FIG. 5 is a top perspective view of control arm 20. As can be seen, first member 24 has a tubular inner shell 46 extending from each end portion 36. Correspondingly, the second member 26 has a tubular outer shell 48 disposed at each end thereof within circular portion 36. Tubular inner shell 46 is sized to fit very tightly within tubular outer shell 48. Once so arranged, inner shell 46 is flared to lock the inner shell 46 and outer shell 48 together in this position.
FIG. 6 is a sectional view of control arm 20 when no forces are being applied. As such, first member 24 is separated from second member 26 with developed gap 32 being at its maximum. As illustrated, first edges 40, second edges 42 and contact areas 44 do not contact their counterparts between first member 24 and second member 26, respectively.
FIG. 7 illustrates control arm 20 when longitudinal forces are being applied which create torque on the control arm 20 in a clockwise direction. As can be seen, first member 24 and second member 26 are able to rotate independently of one another thereby absorbing the longitudinal forces. Since first member 24 remains separate from second member 26, soft torsional modes are imparted, thereby allowing sufficient flexibility within the suspension system. FIG. 8 simply illustrates longitudinal forces herein applied to control arm 20 in a counter-clockwise direction.

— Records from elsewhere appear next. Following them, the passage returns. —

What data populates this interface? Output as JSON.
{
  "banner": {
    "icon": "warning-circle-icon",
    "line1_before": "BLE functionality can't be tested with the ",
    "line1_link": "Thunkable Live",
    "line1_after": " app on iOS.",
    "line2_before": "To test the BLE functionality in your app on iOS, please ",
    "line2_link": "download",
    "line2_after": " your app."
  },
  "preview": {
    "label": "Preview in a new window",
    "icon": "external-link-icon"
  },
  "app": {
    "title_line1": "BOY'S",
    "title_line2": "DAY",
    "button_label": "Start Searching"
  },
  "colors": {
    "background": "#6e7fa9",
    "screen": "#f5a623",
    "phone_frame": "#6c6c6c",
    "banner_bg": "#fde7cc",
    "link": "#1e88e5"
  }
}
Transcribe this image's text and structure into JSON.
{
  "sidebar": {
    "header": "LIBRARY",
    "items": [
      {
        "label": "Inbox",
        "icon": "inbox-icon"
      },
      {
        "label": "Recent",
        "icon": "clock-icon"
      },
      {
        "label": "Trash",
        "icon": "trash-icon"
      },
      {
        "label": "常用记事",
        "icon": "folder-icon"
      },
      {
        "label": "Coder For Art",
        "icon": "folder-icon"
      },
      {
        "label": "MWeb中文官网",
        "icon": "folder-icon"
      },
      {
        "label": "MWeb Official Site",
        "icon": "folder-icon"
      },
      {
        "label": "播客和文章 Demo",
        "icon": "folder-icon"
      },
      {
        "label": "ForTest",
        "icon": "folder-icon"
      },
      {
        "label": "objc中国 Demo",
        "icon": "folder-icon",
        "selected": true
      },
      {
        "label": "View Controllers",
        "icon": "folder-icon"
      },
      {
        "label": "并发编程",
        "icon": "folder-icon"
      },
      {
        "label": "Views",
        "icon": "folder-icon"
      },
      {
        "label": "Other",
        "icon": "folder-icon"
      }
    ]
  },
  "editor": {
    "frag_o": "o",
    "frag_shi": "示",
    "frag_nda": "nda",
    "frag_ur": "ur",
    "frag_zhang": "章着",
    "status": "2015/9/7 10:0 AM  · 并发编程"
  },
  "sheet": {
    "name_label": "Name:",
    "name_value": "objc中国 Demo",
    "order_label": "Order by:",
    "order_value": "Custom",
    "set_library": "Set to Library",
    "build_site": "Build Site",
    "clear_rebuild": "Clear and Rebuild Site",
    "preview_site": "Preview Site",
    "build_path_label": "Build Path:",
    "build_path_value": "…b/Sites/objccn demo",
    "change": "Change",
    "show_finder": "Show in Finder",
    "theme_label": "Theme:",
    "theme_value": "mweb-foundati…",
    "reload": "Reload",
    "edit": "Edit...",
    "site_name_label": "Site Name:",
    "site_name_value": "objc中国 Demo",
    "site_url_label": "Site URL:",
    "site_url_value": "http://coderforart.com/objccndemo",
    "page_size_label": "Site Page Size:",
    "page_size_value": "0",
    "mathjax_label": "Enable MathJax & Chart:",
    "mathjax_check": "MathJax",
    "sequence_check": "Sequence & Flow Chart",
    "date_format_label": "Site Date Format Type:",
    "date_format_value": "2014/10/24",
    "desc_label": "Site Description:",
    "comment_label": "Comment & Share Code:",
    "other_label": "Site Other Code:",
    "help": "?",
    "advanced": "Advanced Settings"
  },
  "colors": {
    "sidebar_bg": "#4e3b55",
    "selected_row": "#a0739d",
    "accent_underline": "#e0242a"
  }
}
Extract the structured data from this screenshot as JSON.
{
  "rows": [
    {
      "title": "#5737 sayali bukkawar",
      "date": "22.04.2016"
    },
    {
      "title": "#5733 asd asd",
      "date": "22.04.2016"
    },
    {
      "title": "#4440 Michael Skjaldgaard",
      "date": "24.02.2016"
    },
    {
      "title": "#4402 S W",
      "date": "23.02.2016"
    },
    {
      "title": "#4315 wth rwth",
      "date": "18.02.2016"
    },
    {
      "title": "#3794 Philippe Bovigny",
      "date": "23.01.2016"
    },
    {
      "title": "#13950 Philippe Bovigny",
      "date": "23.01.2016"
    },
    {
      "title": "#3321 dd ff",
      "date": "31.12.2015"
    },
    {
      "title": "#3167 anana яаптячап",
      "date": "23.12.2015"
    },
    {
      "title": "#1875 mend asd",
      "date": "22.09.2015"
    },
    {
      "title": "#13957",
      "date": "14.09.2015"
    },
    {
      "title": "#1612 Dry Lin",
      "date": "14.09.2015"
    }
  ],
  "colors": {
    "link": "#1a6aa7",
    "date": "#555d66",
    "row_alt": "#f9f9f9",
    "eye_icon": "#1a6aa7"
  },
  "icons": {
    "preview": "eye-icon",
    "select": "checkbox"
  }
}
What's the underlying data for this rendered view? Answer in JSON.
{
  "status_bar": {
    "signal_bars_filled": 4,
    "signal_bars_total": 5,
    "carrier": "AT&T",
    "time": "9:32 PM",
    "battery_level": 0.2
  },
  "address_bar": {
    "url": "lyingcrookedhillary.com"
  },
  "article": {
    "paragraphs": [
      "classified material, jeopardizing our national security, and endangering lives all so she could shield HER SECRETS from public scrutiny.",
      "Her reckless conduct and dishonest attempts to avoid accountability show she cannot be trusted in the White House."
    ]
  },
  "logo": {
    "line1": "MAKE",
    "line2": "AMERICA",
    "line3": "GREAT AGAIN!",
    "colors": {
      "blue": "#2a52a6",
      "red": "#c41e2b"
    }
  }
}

As shown in FIG. 9, control arm 20 is now being subjected to transverse forces. Initially, compressible member 38 absorbs these forces. As these forces increase, first member 24 is caused to move towards second member 26 as the transverse forces are sufficient to cause members 24 and 26 to begin to buckle, or more accurately flex. Respective first edges 40, center webs 44, and second edges 42 of both first member 24 and second member 26 move towards one another. When sufficient transverse loads are being applied, as shown in FIG. 10, first edges 40, second edges 42 and center webs 44 are caused to abut one another. This, in effect, causes first member 24 and second member 26 to form a unitary control arm 20 wherein the developed strength of control arm 20 as shown in FIG. 10 is substantially stronger than either first member 24 or second member 26 would be alone and prevents the control arm 22 from collapsing. Once the transverse loading ceases, the resiliency of members 24 and 26 cause the control arm 20 to return to its original configuration.
Those skilled in the art will further appreciate that the present invention may be embodied in other specific forms without departing from the spirit or central attributes thereof. In that the foregoing description of the present invention discloses only exemplary embodiments thereof, it is to be understood that other variations are contemplated as being within the scope of the present invention. Accordingly, the present invention is not limited in the particular embodiments which have been described in detail therein. Rather, reference should be made to the appended claims as indicative of the scope and content of the present invention.